Which lines of the data contain the string "title"? Show each of them.

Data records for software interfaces
****

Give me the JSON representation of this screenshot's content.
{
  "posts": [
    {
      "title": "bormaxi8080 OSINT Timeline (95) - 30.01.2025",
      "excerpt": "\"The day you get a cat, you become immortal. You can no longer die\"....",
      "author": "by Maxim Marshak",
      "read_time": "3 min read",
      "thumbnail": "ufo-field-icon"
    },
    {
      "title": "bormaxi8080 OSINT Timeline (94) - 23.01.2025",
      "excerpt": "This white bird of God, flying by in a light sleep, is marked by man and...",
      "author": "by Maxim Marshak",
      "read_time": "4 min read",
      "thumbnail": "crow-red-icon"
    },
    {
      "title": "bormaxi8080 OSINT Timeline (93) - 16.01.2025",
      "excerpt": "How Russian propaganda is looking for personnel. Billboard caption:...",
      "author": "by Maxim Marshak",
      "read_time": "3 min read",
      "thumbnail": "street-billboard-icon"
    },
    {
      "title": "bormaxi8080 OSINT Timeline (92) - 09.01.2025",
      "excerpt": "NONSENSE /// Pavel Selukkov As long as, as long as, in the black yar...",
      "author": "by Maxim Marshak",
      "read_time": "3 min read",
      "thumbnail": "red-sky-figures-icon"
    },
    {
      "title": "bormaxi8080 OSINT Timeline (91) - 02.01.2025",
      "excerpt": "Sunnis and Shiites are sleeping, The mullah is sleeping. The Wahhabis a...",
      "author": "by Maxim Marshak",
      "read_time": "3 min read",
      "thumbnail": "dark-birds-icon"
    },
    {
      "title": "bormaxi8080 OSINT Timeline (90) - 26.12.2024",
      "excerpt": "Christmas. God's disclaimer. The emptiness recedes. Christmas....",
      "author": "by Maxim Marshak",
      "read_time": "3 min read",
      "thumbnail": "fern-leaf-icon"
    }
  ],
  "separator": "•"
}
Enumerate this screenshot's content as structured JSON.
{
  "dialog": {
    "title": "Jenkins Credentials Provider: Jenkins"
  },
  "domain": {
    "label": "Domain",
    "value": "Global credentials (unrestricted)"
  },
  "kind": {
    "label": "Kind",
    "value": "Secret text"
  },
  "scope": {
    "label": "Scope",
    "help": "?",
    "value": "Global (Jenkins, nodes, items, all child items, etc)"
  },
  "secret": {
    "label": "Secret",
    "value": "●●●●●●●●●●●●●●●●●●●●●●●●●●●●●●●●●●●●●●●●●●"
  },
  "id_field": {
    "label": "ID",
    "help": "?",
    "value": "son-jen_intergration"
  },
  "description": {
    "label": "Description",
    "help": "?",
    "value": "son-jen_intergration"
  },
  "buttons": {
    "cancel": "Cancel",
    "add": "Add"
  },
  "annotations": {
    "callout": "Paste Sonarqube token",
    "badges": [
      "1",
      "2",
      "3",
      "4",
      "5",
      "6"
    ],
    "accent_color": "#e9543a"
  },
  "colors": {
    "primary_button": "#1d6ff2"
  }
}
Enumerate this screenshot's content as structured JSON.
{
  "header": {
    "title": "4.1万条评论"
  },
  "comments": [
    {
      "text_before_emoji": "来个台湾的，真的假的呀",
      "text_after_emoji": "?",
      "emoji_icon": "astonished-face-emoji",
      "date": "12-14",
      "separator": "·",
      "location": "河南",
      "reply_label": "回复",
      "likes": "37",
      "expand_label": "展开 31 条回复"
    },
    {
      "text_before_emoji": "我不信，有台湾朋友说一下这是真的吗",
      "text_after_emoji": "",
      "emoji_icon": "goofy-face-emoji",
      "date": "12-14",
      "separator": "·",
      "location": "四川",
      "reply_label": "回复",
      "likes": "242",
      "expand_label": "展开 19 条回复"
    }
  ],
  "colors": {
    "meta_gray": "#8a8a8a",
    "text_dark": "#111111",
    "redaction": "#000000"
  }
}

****

Result of the task:
      "title": "bormaxi8080 OSINT Timeline (95) - 30.01.2025",
      "title": "bormaxi8080 OSINT Timeline (94) - 23.01.2025",
      "title": "bormaxi8080 OSINT Timeline (93) - 16.01.2025",
      "title": "bormaxi8080 OSINT Timeline (92) - 09.01.2025",
      "title": "bormaxi8080 OSINT Timeline (91) - 02.01.2025",
      "title": "bormaxi8080 OSINT Timeline (90) - 26.12.2024",
    "title": "Jenkins Credentials Provider: Jenkins"
    "title": "4.1万条评论"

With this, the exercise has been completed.